▶ **Exercise details**
With the images left out, print every entry that follows exactly.
START Exercise data
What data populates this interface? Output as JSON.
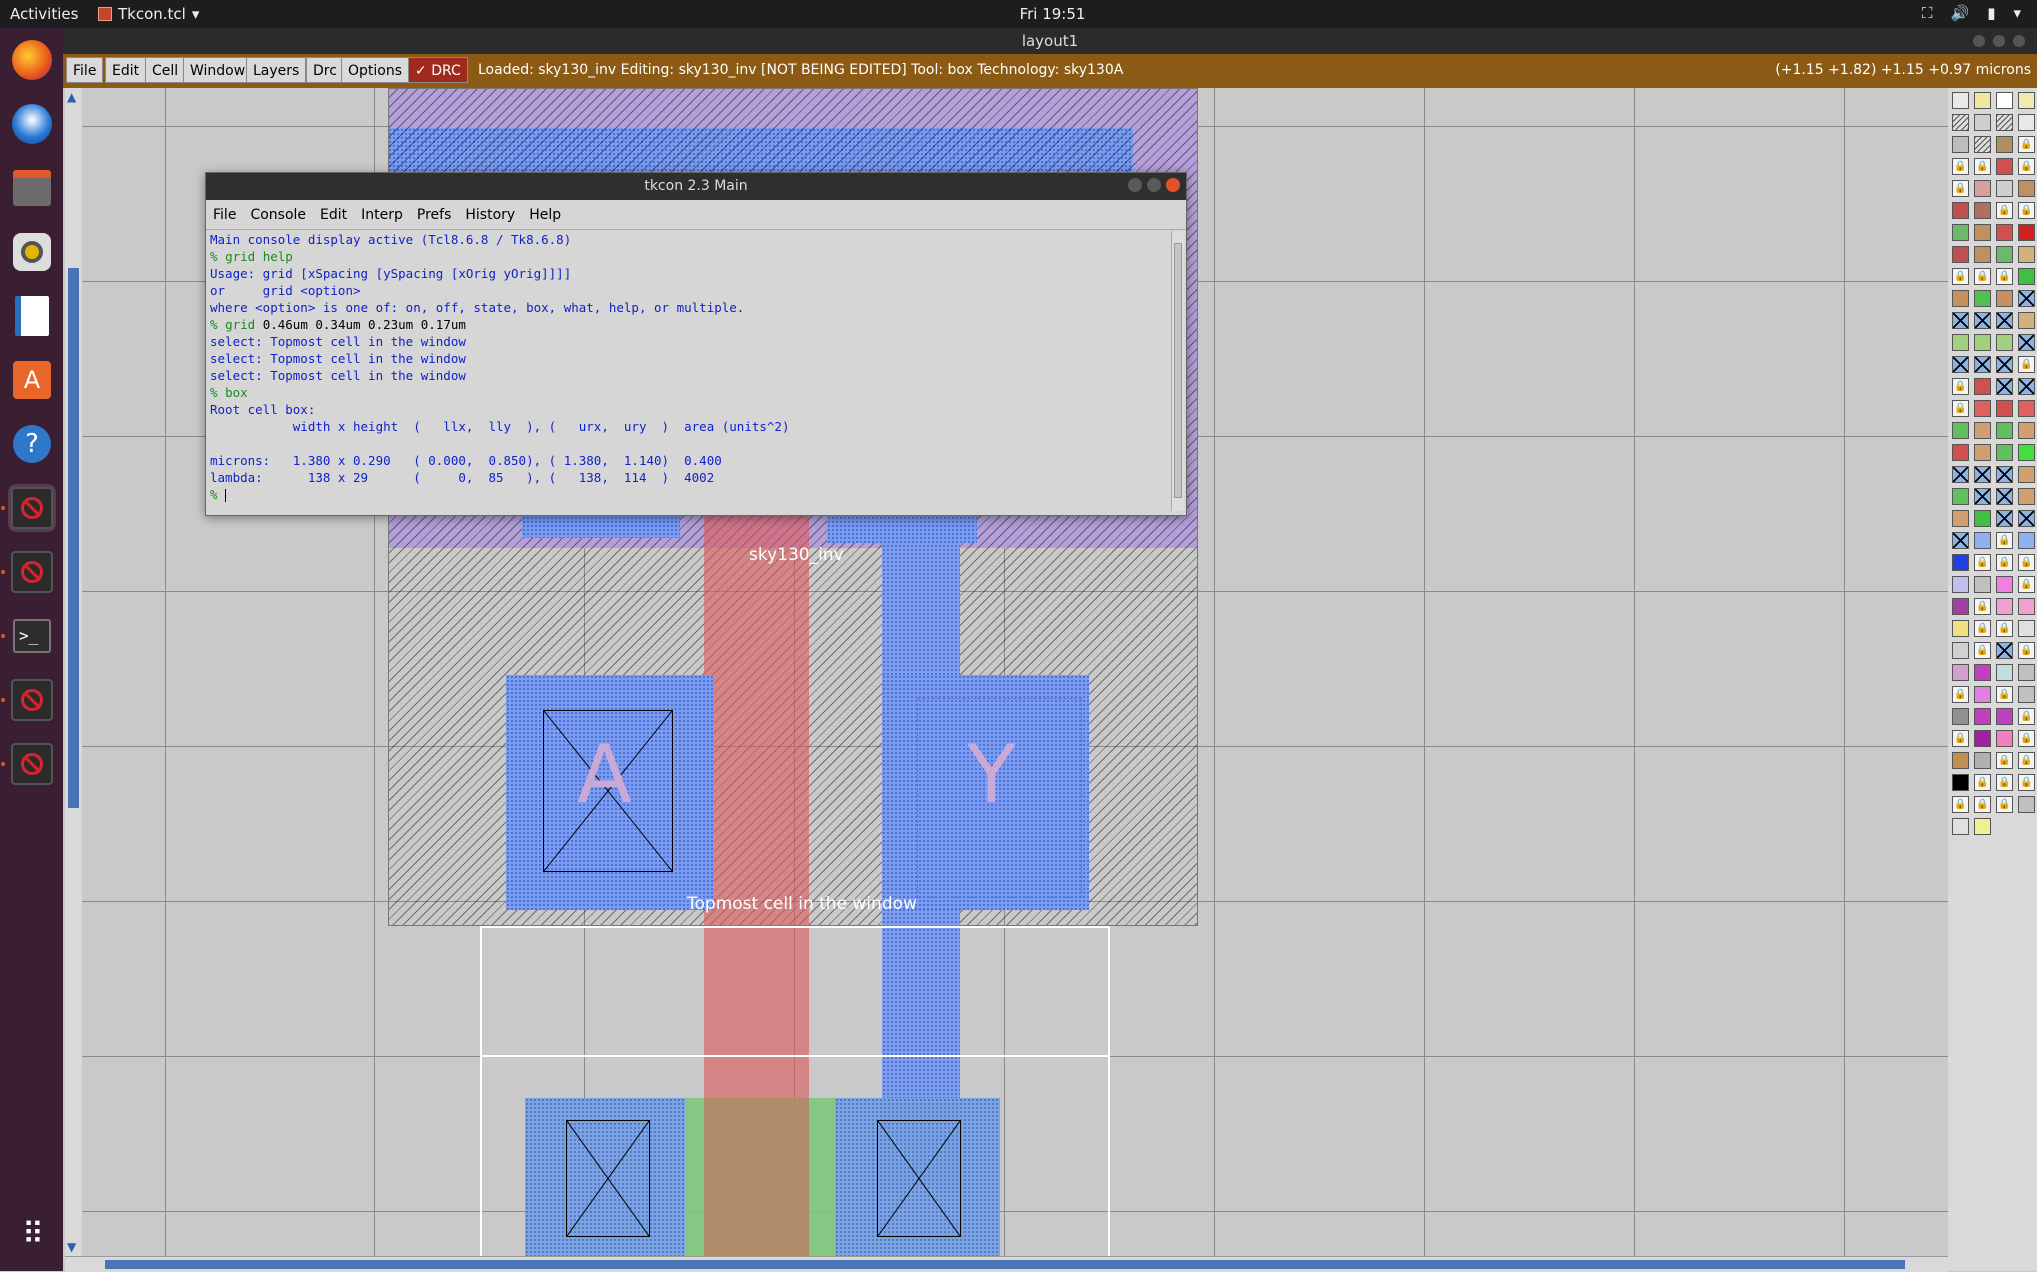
{
  "topbar": {
    "activities": "Activities",
    "app_name": "Tkcon.tcl",
    "clock": "Fri 19:51"
  },
  "dock": {
    "items": [
      "firefox-icon",
      "thunderbird-icon",
      "files-icon",
      "rhythmbox-icon",
      "writer-icon",
      "software-icon",
      "help-icon",
      "magic-icon",
      "magic-icon",
      "terminal-icon",
      "magic-icon",
      "magic-icon"
    ],
    "show_apps": "show-apps-icon"
  },
  "magic": {
    "window_title": "layout1",
    "menu": [
      "File",
      "Edit",
      "Cell",
      "Window",
      "Layers",
      "Drc",
      "Options"
    ],
    "drc_label": "DRC",
    "status": "Loaded: sky130_inv Editing: sky130_inv [NOT BEING EDITED] Tool: box  Technology: sky130A",
    "coords": "(+1.15 +1.82) +1.15 +0.97 microns",
    "labels": {
      "cell_name": "sky130_inv",
      "topmost": "Topmost cell in the window",
      "pin_a": "A",
      "pin_y": "Y"
    }
  },
  "tkcon": {
    "title": "tkcon 2.3 Main",
    "menu": [
      "File",
      "Console",
      "Edit",
      "Interp",
      "Prefs",
      "History",
      "Help"
    ],
    "lines": [
      {
        "type": "out",
        "text": "Main console display active (Tcl8.6.8 / Tk8.6.8)"
      },
      {
        "type": "cmd",
        "prompt": "% ",
        "text": "grid help"
      },
      {
        "type": "out",
        "text": "Usage: grid [xSpacing [ySpacing [xOrig yOrig]]]]"
      },
      {
        "type": "out",
        "text": "or     grid <option>"
      },
      {
        "type": "out",
        "text": "where <option> is one of: on, off, state, box, what, help, or multiple."
      },
      {
        "type": "cmd2",
        "prompt": "% ",
        "kw": "grid",
        "text": " 0.46um 0.34um 0.23um 0.17um"
      },
      {
        "type": "out",
        "text": "select: Topmost cell in the window"
      },
      {
        "type": "out",
        "text": "select: Topmost cell in the window"
      },
      {
        "type": "out",
        "text": "select: Topmost cell in the window"
      },
      {
        "type": "cmd",
        "prompt": "% ",
        "text": "box"
      },
      {
        "type": "out",
        "text": "Root cell box:"
      },
      {
        "type": "out",
        "text": "           width x height  (   llx,  lly  ), (   urx,  ury  )  area (units^2)"
      },
      {
        "type": "out",
        "text": ""
      },
      {
        "type": "out",
        "text": "microns:   1.380 x 0.290   ( 0.000,  0.850), ( 1.380,  1.140)  0.400"
      },
      {
        "type": "out",
        "text": "lambda:      138 x 29      (     0,  85   ), (   138,  114  )  4002"
      },
      {
        "type": "cmd",
        "prompt": "% ",
        "text": ""
      }
    ]
  }
}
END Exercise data
▶ **Your solution**
What data populates this interface? Output as JSON.
{
  "topbar": {
    "activities": "Activities",
    "app_name": "Tkcon.tcl",
    "clock": "Fri 19:51"
  },
  "dock": {
    "items": [
      "firefox-icon",
      "thunderbird-icon",
      "files-icon",
      "rhythmbox-icon",
      "writer-icon",
      "software-icon",
      "help-icon",
      "magic-icon",
      "magic-icon",
      "terminal-icon",
      "magic-icon",
      "magic-icon"
    ],
    "show_apps": "show-apps-icon"
  },
  "magic": {
    "window_title": "layout1",
    "menu": [
      "File",
      "Edit",
      "Cell",
      "Window",
      "Layers",
      "Drc",
      "Options"
    ],
    "drc_label": "DRC",
    "status": "Loaded: sky130_inv Editing: sky130_inv [NOT BEING EDITED] Tool: box  Technology: sky130A",
    "coords": "(+1.15 +1.82) +1.15 +0.97 microns",
    "labels": {
      "cell_name": "sky130_inv",
      "topmost": "Topmost cell in the window",
      "pin_a": "A",
      "pin_y": "Y"
    }
  },
  "tkcon": {
    "title": "tkcon 2.3 Main",
    "menu": [
      "File",
      "Console",
      "Edit",
      "Interp",
      "Prefs",
      "History",
      "Help"
    ],
    "lines": [
      {
        "type": "out",
        "text": "Main console display active (Tcl8.6.8 / Tk8.6.8)"
      },
      {
        "type": "cmd",
        "prompt": "% ",
        "text": "grid help"
      },
      {
        "type": "out",
        "text": "Usage: grid [xSpacing [ySpacing [xOrig yOrig]]]]"
      },
      {
        "type": "out",
        "text": "or     grid <option>"
      },
      {
        "type": "out",
        "text": "where <option> is one of: on, off, state, box, what, help, or multiple."
      },
      {
        "type": "cmd2",
        "prompt": "% ",
        "kw": "grid",
        "text": " 0.46um 0.34um 0.23um 0.17um"
      },
      {
        "type": "out",
        "text": "select: Topmost cell in the window"
      },
      {
        "type": "out",
        "text": "select: Topmost cell in the window"
      },
      {
        "type": "out",
        "text": "select: Topmost cell in the window"
      },
      {
        "type": "cmd",
        "prompt": "% ",
        "text": "box"
      },
      {
        "type": "out",
        "text": "Root cell box:"
      },
      {
        "type": "out",
        "text": "           width x height  (   llx,  lly  ), (   urx,  ury  )  area (units^2)"
      },
      {
        "type": "out",
        "text": ""
      },
      {
        "type": "out",
        "text": "microns:   1.380 x 0.290   ( 0.000,  0.850), ( 1.380,  1.140)  0.400"
      },
      {
        "type": "out",
        "text": "lambda:      138 x 29      (     0,  85   ), (   138,  114  )  4002"
      },
      {
        "type": "cmd",
        "prompt": "% ",
        "text": ""
      }
    ]
  }
}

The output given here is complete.